• _Exercise description_
Every line of the records below that has the word "JSON" should be copied.

[Start of Attachment]

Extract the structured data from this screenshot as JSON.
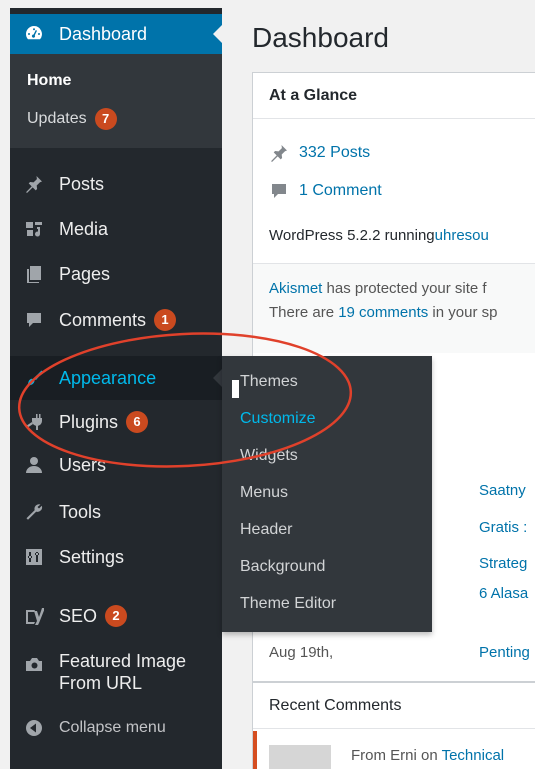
{
  "sidebar": {
    "dashboard": "Dashboard",
    "home": "Home",
    "updates": "Updates",
    "updates_count": "7",
    "posts": "Posts",
    "media": "Media",
    "pages": "Pages",
    "comments": "Comments",
    "comments_count": "1",
    "appearance": "Appearance",
    "plugins": "Plugins",
    "plugins_count": "6",
    "users": "Users",
    "tools": "Tools",
    "settings": "Settings",
    "seo": "SEO",
    "seo_count": "2",
    "featured_line1": "Featured Image",
    "featured_line2": "From URL",
    "collapse": "Collapse menu"
  },
  "flyout": {
    "themes": "Themes",
    "customize": "Customize",
    "widgets": "Widgets",
    "menus": "Menus",
    "header": "Header",
    "background": "Background",
    "theme_editor": "Theme Editor"
  },
  "main": {
    "title": "Dashboard",
    "glance": {
      "heading": "At a Glance",
      "posts": "332 Posts",
      "comments": "1 Comment",
      "wp_prefix": "WordPress 5.2.2 running ",
      "theme": "uhresou",
      "akismet": "Akismet",
      "akismet_rest": " has protected your site f",
      "there_are": "There are ",
      "comments_link": "19 comments",
      "in_your": " in your sp"
    },
    "activity_links": [
      "Saatny",
      "Gratis :",
      "Strateg",
      "6 Alasa"
    ],
    "date_row": {
      "date": "Aug 19th,",
      "link": "Penting"
    },
    "recent": {
      "heading": "Recent Comments",
      "from": "From Erni on ",
      "post": "Technical"
    }
  },
  "colors": {
    "sidebar_bg": "#23282d",
    "active_blue": "#0073aa",
    "highlight": "#00b9eb",
    "badge": "#ca4a1f",
    "annotation": "#e0412b"
  }
}
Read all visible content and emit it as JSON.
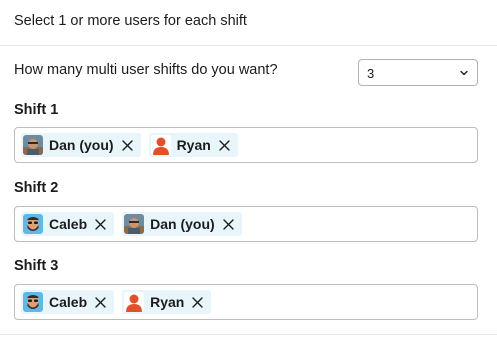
{
  "intro_text": "Select 1 or more users for each shift",
  "question": {
    "label": "How many multi user shifts do you want?",
    "selected_value": "3"
  },
  "shifts": [
    {
      "label": "Shift 1",
      "users": [
        {
          "name": "Dan (you)",
          "avatar": "photo-avatar"
        },
        {
          "name": "Ryan",
          "avatar": "default-avatar"
        }
      ]
    },
    {
      "label": "Shift 2",
      "users": [
        {
          "name": "Caleb",
          "avatar": "cartoon-avatar"
        },
        {
          "name": "Dan (you)",
          "avatar": "photo-avatar"
        }
      ]
    },
    {
      "label": "Shift 3",
      "users": [
        {
          "name": "Caleb",
          "avatar": "cartoon-avatar"
        },
        {
          "name": "Ryan",
          "avatar": "default-avatar"
        }
      ]
    }
  ],
  "colors": {
    "chip_background": "#e8f5fa",
    "default_avatar": "#e0512b",
    "cartoon_avatar_bg": "#5fb8e6"
  }
}
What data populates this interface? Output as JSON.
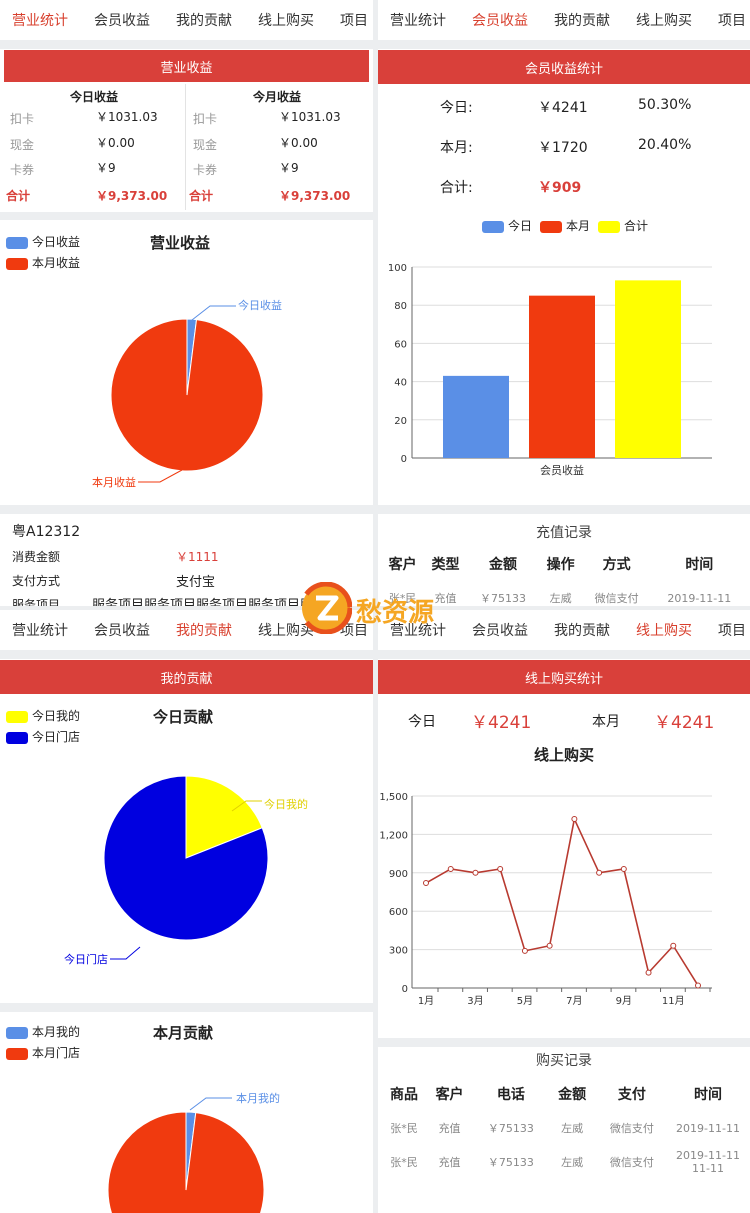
{
  "tabs": [
    "营业统计",
    "会员收益",
    "我的贡献",
    "线上购买",
    "项目"
  ],
  "q1": {
    "header": "营业收益",
    "cols": [
      {
        "title": "今日收益",
        "rows": [
          [
            "扣卡",
            "￥1031.03"
          ],
          [
            "现金",
            "￥0.00"
          ],
          [
            "卡券",
            "￥9"
          ]
        ],
        "total": [
          "合计",
          "￥9,373.00"
        ]
      },
      {
        "title": "今月收益",
        "rows": [
          [
            "扣卡",
            "￥1031.03"
          ],
          [
            "现金",
            "￥0.00"
          ],
          [
            "卡券",
            "￥9"
          ]
        ],
        "total": [
          "合计",
          "￥9,373.00"
        ]
      }
    ],
    "chart_title": "营业收益",
    "legend": [
      "今日收益",
      "本月收益"
    ],
    "labels": [
      "今日收益",
      "本月收益"
    ],
    "record": {
      "plate": "粤A12312",
      "rows": [
        [
          "消费金额",
          "￥1111"
        ],
        [
          "支付方式",
          "支付宝"
        ]
      ],
      "service_label": "服务项目",
      "service_value": "服务项目服务项目服务项目服务项目服务"
    }
  },
  "q2": {
    "header": "会员收益统计",
    "stats": [
      [
        "今日:",
        "￥4241",
        "50.30%"
      ],
      [
        "本月:",
        "￥1720",
        "20.40%"
      ]
    ],
    "total_label": "合计:",
    "total_value": "￥909",
    "legend": [
      "今日",
      "本月",
      "合计"
    ],
    "record_title": "充值记录",
    "headers": [
      "客户",
      "类型",
      "金额",
      "操作",
      "方式",
      "时间"
    ],
    "row": [
      "张*民",
      "充值",
      "￥75133",
      "左威",
      "微信支付",
      "2019-11-11"
    ]
  },
  "q3": {
    "header": "我的贡献",
    "today_title": "今日贡献",
    "today_legend": [
      "今日我的",
      "今日门店"
    ],
    "today_labels": [
      "今日我的",
      "今日门店"
    ],
    "month_title": "本月贡献",
    "month_legend": [
      "本月我的",
      "本月门店"
    ],
    "month_labels": [
      "本月我的"
    ]
  },
  "q4": {
    "header": "线上购买统计",
    "today_label": "今日",
    "today_value": "￥4241",
    "month_label": "本月",
    "month_value": "￥4241",
    "chart_title": "线上购买",
    "record_title": "购买记录",
    "headers": [
      "商品",
      "客户",
      "电话",
      "金额",
      "支付",
      "时间"
    ],
    "rows": [
      [
        "张*民",
        "充值",
        "￥75133",
        "左威",
        "微信支付",
        "2019-11-11"
      ],
      [
        "张*民",
        "充值",
        "￥75133",
        "左威",
        "微信支付",
        "2019-11-11 11-11"
      ]
    ]
  },
  "watermark": {
    "text": "愁资源"
  },
  "colors": {
    "red": "#d9403a",
    "blue": "#5a8fe6",
    "orange_red": "#f03a0f",
    "yellow": "#ffff00",
    "navy": "#0000e0",
    "line": "#b83a30"
  },
  "chart_data": [
    {
      "type": "pie",
      "series": [
        {
          "name": "今日收益",
          "value": 2
        },
        {
          "name": "本月收益",
          "value": 98
        }
      ]
    },
    {
      "type": "bar",
      "categories": [
        "会员收益"
      ],
      "series": [
        {
          "name": "今日",
          "values": [
            43
          ]
        },
        {
          "name": "本月",
          "values": [
            85
          ]
        },
        {
          "name": "合计",
          "values": [
            93
          ]
        }
      ],
      "xlabel": "会员收益",
      "ylim": [
        0,
        100
      ],
      "yticks": [
        0,
        20,
        40,
        60,
        80,
        100
      ],
      "grid": true
    },
    {
      "type": "pie",
      "series": [
        {
          "name": "今日我的",
          "value": 19
        },
        {
          "name": "今日门店",
          "value": 81
        }
      ]
    },
    {
      "type": "pie",
      "series": [
        {
          "name": "本月我的",
          "value": 2
        },
        {
          "name": "本月门店",
          "value": 98
        }
      ]
    },
    {
      "type": "line",
      "x": [
        "1月",
        "2月",
        "3月",
        "4月",
        "5月",
        "6月",
        "7月",
        "8月",
        "9月",
        "10月",
        "11月",
        "12月"
      ],
      "xticklabels": [
        "1月",
        "3月",
        "5月",
        "7月",
        "9月",
        "11月"
      ],
      "series": [
        {
          "values": [
            820,
            930,
            900,
            930,
            290,
            330,
            1320,
            900,
            930,
            120,
            330,
            20
          ]
        }
      ],
      "ylim": [
        0,
        1500
      ],
      "yticks": [
        "0",
        "300",
        "600",
        "900",
        "1,200",
        "1,500"
      ],
      "grid": true
    }
  ]
}
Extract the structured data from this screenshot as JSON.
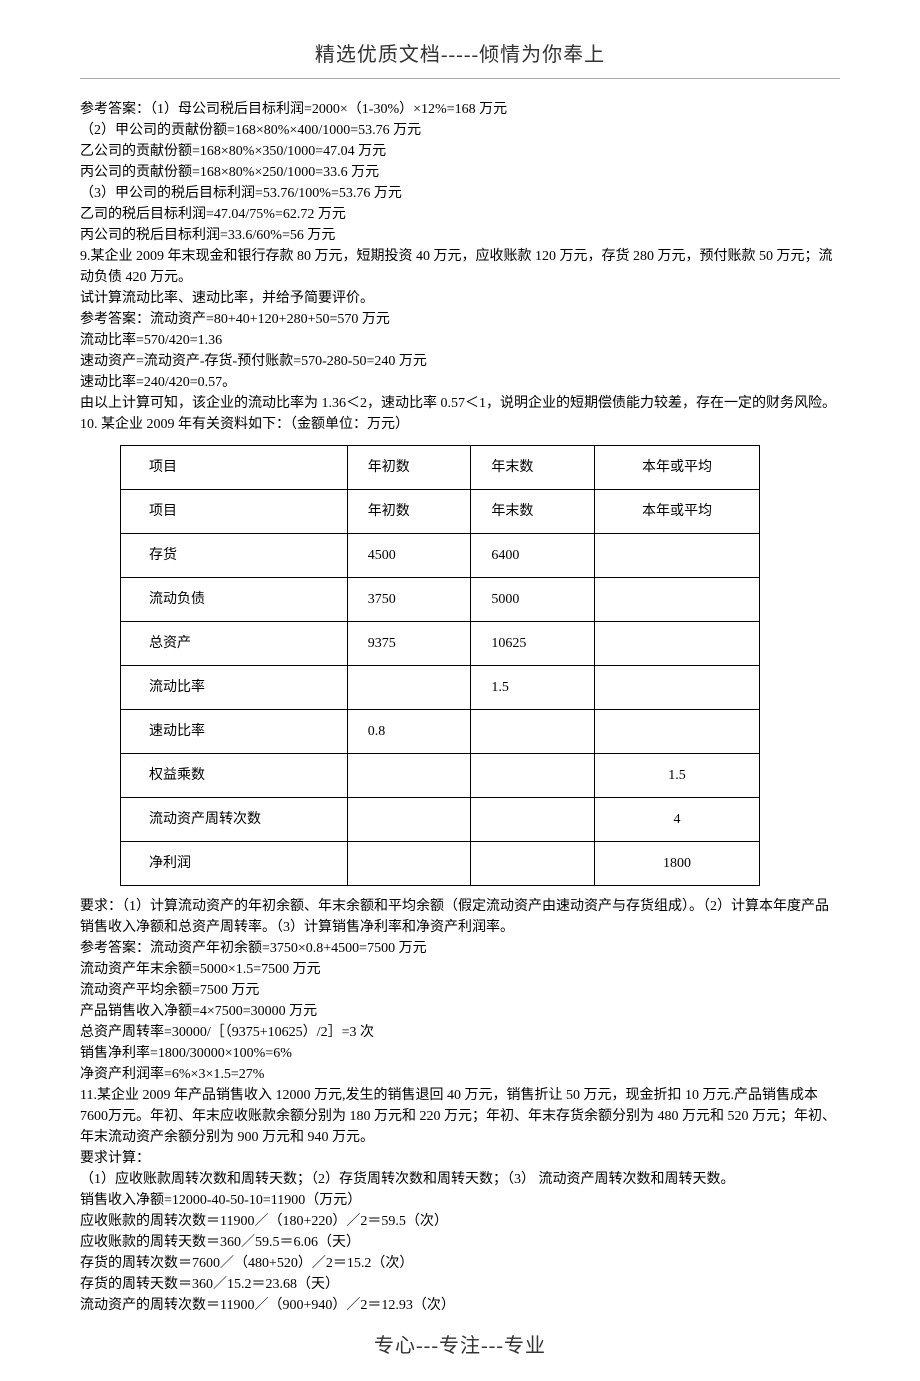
{
  "header": "精选优质文档-----倾情为你奉上",
  "lines_top": [
    "参考答案：（1）母公司税后目标利润=2000×（1-30%）×12%=168 万元",
    "（2）甲公司的贡献份额=168×80%×400/1000=53.76 万元",
    "乙公司的贡献份额=168×80%×350/1000=47.04 万元",
    "丙公司的贡献份额=168×80%×250/1000=33.6 万元",
    "（3）甲公司的税后目标利润=53.76/100%=53.76 万元",
    "乙司的税后目标利润=47.04/75%=62.72 万元",
    "丙公司的税后目标利润=33.6/60%=56 万元",
    "9.某企业 2009 年末现金和银行存款 80 万元，短期投资 40 万元，应收账款 120 万元，存货 280 万元，预付账款 50 万元；流动负债 420 万元。",
    "试计算流动比率、速动比率，并给予简要评价。",
    "参考答案：流动资产=80+40+120+280+50=570 万元",
    "流动比率=570/420=1.36",
    "速动资产=流动资产-存货-预付账款=570-280-50=240 万元",
    "速动比率=240/420=0.57。",
    "由以上计算可知，该企业的流动比率为 1.36＜2，速动比率 0.57＜1，说明企业的短期偿债能力较差，存在一定的财务风险。",
    "10. 某企业 2009 年有关资料如下：（金额单位：万元）"
  ],
  "table": {
    "rows": [
      [
        "项目",
        "年初数",
        "年末数",
        "本年或平均"
      ],
      [
        "项目",
        "年初数",
        "年末数",
        "本年或平均"
      ],
      [
        "存货",
        "4500",
        "6400",
        ""
      ],
      [
        "流动负债",
        "3750",
        "5000",
        ""
      ],
      [
        "总资产",
        "9375",
        "10625",
        ""
      ],
      [
        "流动比率",
        "",
        "1.5",
        ""
      ],
      [
        "速动比率",
        "0.8",
        "",
        ""
      ],
      [
        "权益乘数",
        "",
        "",
        "1.5"
      ],
      [
        "流动资产周转次数",
        "",
        "",
        "4"
      ],
      [
        "净利润",
        "",
        "",
        "1800"
      ]
    ]
  },
  "lines_bottom": [
    "要求：（1）计算流动资产的年初余额、年末余额和平均余额（假定流动资产由速动资产与存货组成）。（2）计算本年度产品销售收入净额和总资产周转率。（3）计算销售净利率和净资产利润率。",
    "参考答案：流动资产年初余额=3750×0.8+4500=7500 万元",
    "流动资产年末余额=5000×1.5=7500 万元",
    "流动资产平均余额=7500 万元",
    "产品销售收入净额=4×7500=30000 万元",
    "总资产周转率=30000/［（9375+10625）/2］=3 次",
    "销售净利率=1800/30000×100%=6%",
    "净资产利润率=6%×3×1.5=27%",
    "11.某企业 2009 年产品销售收入 12000 万元,发生的销售退回 40 万元，销售折让 50 万元，现金折扣 10 万元.产品销售成本 7600万元。年初、年末应收账款余额分别为 180 万元和 220 万元；年初、年末存货余额分别为 480 万元和 520 万元；年初、年末流动资产余额分别为 900 万元和 940 万元。",
    "要求计算：",
    "（1）应收账款周转次数和周转天数；（2）存货周转次数和周转天数；（3） 流动资产周转次数和周转天数。",
    "销售收入净额=12000-40-50-10=11900（万元）",
    "应收账款的周转次数＝11900／（180+220）／2＝59.5（次）",
    "应收账款的周转天数＝360／59.5＝6.06（天）",
    "存货的周转次数＝7600／（480+520）／2＝15.2（次）",
    "存货的周转天数＝360／15.2＝23.68（天）",
    "流动资产的周转次数＝11900／（900+940）／2＝12.93（次）"
  ],
  "footer": "专心---专注---专业"
}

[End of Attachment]

• _Output below_
Extract the structured data from this screenshot as JSON.
Read all visible content and emit it as JSON.
What data populates this interface? Output as JSON.
Extract the structured data from this screenshot as JSON.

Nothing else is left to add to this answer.